Some of the standard inputs and displays offered by the Touch Bar include buttons to initiate app-specific actions, toggles such as turning on underlining while creating a document, candidate lists that show suggested words, character pickers, color pickers, labels that describe a control (“add location” etc.), and popovers. This latter function appears as a stacked icon in a collapsed state, but when touched, will expand across the entire App Region to the right. Customers will also see sliders, scrubbers (like the ability to slide through open Safari tabs), segmented controls, and sharing service pickers.

Does Touch Bar pave the way for more iOS features and apps in MacOS?

Again, there’s indication that the T1 chip and Touch Bar are tied together outside the security envelope. As previously mentioned, Troughton-Smith theorizes that the Touch Bar could remain active when the processor and MacOS are in low power, perhaps even turned off. This could lead to iOS features and apps on MacBook Pros in the future.

“Perhaps someday it could run a higher class processor, like Apple’s A-series chips, and allow MacOS to ‘run’ iOS apps and Extensions, like iMessage apps, or manage notifications, system tasks, networking, during sleep, without having to power up the x86 CPU,” he speculates.

However, he also points out the link between the T1 chip and the Touch ID sensor. They’re both tied together like the way Touch ID is linked to the security chip in Apple’s latest iPhones. If the sensor goes out, both the sensor and the security chip will need to be replaced. And based on Apple’s Touch Bar guidelines, the Touch ID sensor appears to be physically part of the OLED device, so that indicates the whole section above the keyboard would need to be replaced if that’s the case.

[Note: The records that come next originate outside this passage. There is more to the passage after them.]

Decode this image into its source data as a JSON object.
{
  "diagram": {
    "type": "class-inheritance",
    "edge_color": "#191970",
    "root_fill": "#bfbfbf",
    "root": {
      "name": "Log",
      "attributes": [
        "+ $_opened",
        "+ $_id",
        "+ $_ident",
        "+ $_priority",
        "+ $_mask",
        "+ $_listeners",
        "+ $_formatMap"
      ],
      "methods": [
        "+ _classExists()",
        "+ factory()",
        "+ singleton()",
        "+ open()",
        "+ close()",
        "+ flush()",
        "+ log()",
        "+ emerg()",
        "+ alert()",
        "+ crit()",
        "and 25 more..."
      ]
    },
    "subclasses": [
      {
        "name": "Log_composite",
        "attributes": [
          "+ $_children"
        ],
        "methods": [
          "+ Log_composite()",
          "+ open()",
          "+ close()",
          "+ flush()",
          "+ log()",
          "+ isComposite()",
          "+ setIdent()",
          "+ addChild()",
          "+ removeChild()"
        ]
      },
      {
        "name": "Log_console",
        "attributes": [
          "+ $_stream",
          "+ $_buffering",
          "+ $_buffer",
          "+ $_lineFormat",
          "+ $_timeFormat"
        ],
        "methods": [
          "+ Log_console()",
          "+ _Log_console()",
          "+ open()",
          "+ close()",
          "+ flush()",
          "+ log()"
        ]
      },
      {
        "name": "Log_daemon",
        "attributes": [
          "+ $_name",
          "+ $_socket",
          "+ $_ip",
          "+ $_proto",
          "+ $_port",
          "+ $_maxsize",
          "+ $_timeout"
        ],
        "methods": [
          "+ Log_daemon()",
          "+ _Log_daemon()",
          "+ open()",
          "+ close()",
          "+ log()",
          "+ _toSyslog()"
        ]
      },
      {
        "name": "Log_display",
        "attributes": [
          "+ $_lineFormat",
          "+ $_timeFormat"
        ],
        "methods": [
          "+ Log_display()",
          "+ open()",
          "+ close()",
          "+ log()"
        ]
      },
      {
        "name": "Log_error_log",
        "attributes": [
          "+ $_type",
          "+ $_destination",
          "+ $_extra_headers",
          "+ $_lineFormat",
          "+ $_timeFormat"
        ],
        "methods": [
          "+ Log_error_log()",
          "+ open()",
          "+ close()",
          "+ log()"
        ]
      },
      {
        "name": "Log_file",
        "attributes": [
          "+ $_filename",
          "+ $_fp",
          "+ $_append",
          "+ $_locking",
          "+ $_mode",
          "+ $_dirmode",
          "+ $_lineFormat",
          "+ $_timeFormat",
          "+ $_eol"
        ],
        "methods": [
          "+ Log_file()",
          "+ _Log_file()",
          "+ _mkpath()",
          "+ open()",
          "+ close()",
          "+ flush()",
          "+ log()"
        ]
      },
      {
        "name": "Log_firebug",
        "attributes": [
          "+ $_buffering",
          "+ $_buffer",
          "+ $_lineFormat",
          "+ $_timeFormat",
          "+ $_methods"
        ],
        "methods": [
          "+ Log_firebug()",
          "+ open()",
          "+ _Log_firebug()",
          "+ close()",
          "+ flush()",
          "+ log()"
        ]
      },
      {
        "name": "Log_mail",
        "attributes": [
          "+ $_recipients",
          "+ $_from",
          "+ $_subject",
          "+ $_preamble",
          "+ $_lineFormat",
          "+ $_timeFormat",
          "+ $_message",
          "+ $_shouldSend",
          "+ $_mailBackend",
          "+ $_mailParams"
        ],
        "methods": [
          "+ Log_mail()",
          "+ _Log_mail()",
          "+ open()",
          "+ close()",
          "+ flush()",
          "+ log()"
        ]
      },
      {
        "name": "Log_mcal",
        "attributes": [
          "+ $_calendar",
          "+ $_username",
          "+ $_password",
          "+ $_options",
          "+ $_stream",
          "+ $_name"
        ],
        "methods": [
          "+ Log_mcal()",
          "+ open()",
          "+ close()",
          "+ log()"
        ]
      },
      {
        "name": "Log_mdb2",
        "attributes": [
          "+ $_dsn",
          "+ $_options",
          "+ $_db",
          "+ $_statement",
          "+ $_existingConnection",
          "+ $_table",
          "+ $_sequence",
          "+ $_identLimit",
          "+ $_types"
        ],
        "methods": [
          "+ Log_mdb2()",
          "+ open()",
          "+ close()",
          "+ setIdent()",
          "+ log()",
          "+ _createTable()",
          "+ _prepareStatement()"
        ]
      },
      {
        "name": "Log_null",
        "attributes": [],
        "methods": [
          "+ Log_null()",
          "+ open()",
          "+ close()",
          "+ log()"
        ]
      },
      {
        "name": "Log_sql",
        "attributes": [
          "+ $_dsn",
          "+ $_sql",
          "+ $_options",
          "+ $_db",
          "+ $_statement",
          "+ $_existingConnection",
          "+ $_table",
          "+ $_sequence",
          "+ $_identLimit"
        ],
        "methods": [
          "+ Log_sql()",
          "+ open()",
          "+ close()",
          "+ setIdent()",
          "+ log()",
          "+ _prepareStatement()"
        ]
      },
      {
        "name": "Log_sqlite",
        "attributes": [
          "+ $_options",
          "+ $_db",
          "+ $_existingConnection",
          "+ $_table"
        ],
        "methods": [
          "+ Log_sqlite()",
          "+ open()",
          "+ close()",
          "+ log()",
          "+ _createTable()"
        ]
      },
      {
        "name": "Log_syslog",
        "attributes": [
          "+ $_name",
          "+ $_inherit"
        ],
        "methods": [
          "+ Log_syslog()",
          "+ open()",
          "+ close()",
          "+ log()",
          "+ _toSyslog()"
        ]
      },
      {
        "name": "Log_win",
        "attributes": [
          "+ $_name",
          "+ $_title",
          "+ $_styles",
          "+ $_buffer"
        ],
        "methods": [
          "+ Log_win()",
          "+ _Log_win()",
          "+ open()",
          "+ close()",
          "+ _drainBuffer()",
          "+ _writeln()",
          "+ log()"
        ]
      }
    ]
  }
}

One confirmation backing speculation that the Touch Bar can run without MacOS loaded was provided by Apple software engineering chief Craig Federighi. He acknowledged that the OLED strip provides visual function keys when running Microsoft Windows on a Mac. Apple provides what it calls Boot Camp, which allows users to install Microsoft Windows and boot either into MacOS or Microsoft’s platform on a Mac device.

Apple sets the Touch Bar rules

Apple now provides developers with an application program interface (API) and guidelines for developing Touch Bar support in their apps and programs. According to Apple, the Touch Bar is an input device, and not a secondary screen even though, technically, it is a screen.

“The user may glance at the Touch Bar to locate or use a control, but their primary focus is the main screen,” Apple states. “The Touch Bar shouldn’t display alerts, messages, scrolling content, static content, or anything else that commands the user’s attention or distracts from their work on the main screen.”

Some of the rules Apple is enforcing include concluding tasks on the Touch Bar that begin on the OLED strip, avoid using Touch Bar for replacing well-known keyboard shortcuts, avoid mirroring Touch Bar interactions on the main screen, provide controls that product immediate results, and more.